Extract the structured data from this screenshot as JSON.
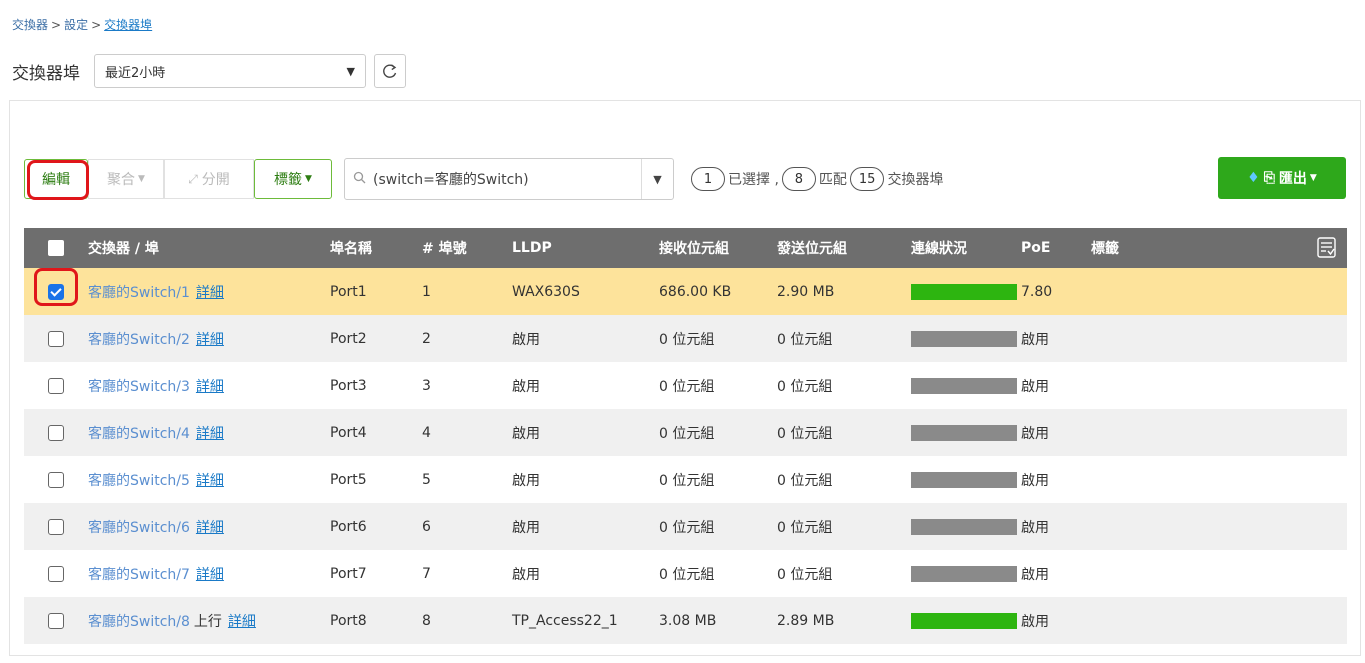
{
  "breadcrumb": {
    "root": "交換器",
    "settings": "設定",
    "current": "交換器埠",
    "sep": ">"
  },
  "page": {
    "title": "交換器埠",
    "time_range": "最近2小時"
  },
  "toolbar": {
    "edit": "編輯",
    "merge": "聚合",
    "split": "分開",
    "tag": "標籤",
    "search_value": "(switch=客廳的Switch)",
    "selected_count": "1",
    "selected_label": "已選擇 ,",
    "matched_count": "8",
    "matched_label": "匹配",
    "total_count": "15",
    "total_label": "交換器埠",
    "export": "匯出"
  },
  "table": {
    "headers": {
      "switch_port": "交換器 / 埠",
      "port_name": "埠名稱",
      "port_no": "# 埠號",
      "lldp": "LLDP",
      "rx": "接收位元組",
      "tx": "發送位元組",
      "link": "連線狀況",
      "poe": "PoE",
      "tag": "標籤"
    },
    "detail_label": "詳細",
    "rows": [
      {
        "switch": "客廳的Switch/1",
        "uplink": "",
        "port_name": "Port1",
        "port_no": "1",
        "lldp": "WAX630S",
        "rx": "686.00 KB",
        "tx": "2.90 MB",
        "link": "up",
        "poe": "7.80",
        "checked": true
      },
      {
        "switch": "客廳的Switch/2",
        "uplink": "",
        "port_name": "Port2",
        "port_no": "2",
        "lldp": "啟用",
        "rx": "0 位元組",
        "tx": "0 位元組",
        "link": "down",
        "poe": "啟用",
        "checked": false
      },
      {
        "switch": "客廳的Switch/3",
        "uplink": "",
        "port_name": "Port3",
        "port_no": "3",
        "lldp": "啟用",
        "rx": "0 位元組",
        "tx": "0 位元組",
        "link": "down",
        "poe": "啟用",
        "checked": false
      },
      {
        "switch": "客廳的Switch/4",
        "uplink": "",
        "port_name": "Port4",
        "port_no": "4",
        "lldp": "啟用",
        "rx": "0 位元組",
        "tx": "0 位元組",
        "link": "down",
        "poe": "啟用",
        "checked": false
      },
      {
        "switch": "客廳的Switch/5",
        "uplink": "",
        "port_name": "Port5",
        "port_no": "5",
        "lldp": "啟用",
        "rx": "0 位元組",
        "tx": "0 位元組",
        "link": "down",
        "poe": "啟用",
        "checked": false
      },
      {
        "switch": "客廳的Switch/6",
        "uplink": "",
        "port_name": "Port6",
        "port_no": "6",
        "lldp": "啟用",
        "rx": "0 位元組",
        "tx": "0 位元組",
        "link": "down",
        "poe": "啟用",
        "checked": false
      },
      {
        "switch": "客廳的Switch/7",
        "uplink": "",
        "port_name": "Port7",
        "port_no": "7",
        "lldp": "啟用",
        "rx": "0 位元組",
        "tx": "0 位元組",
        "link": "down",
        "poe": "啟用",
        "checked": false
      },
      {
        "switch": "客廳的Switch/8",
        "uplink": "上行",
        "port_name": "Port8",
        "port_no": "8",
        "lldp": "TP_Access22_1",
        "rx": "3.08 MB",
        "tx": "2.89 MB",
        "link": "up",
        "poe": "啟用",
        "checked": false
      }
    ]
  },
  "colors": {
    "accent_green": "#2ea81b",
    "link_up": "#2db510",
    "link_down": "#8a8a8a",
    "selected_row": "#fde39b",
    "highlight": "#e0161a"
  }
}
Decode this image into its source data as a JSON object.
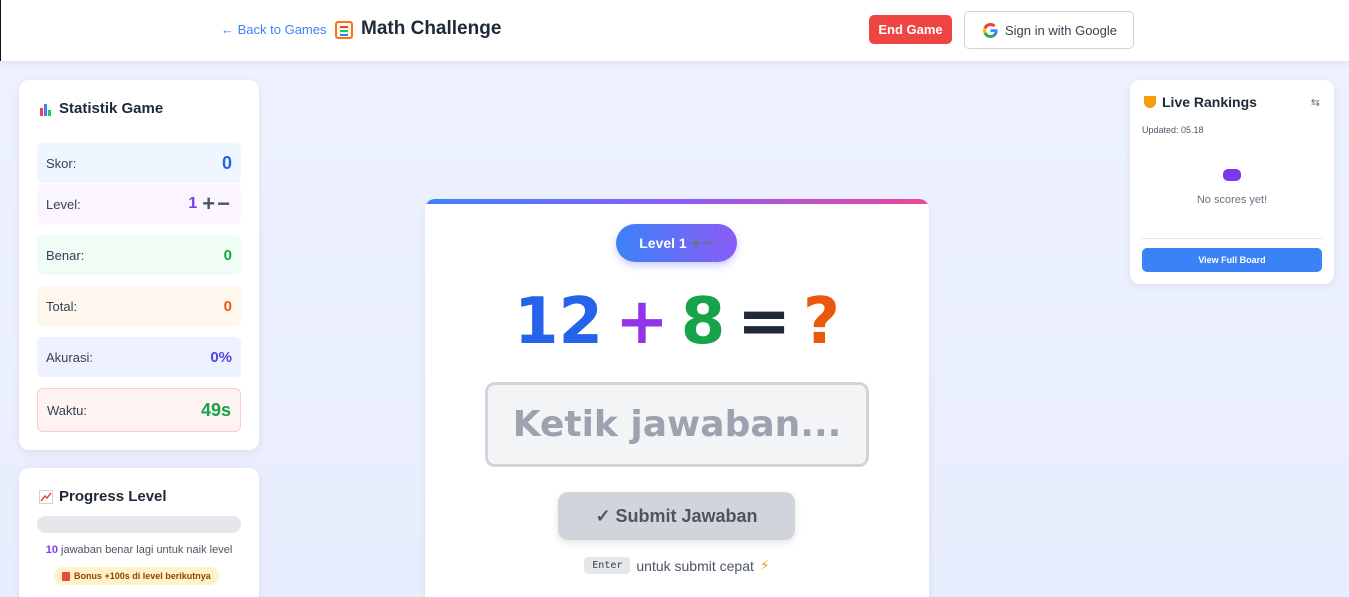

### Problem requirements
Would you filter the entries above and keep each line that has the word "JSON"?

### Result of this task
Extract the structured data from this screenshot as JSON.
Decode this image into its source data as a JSON object.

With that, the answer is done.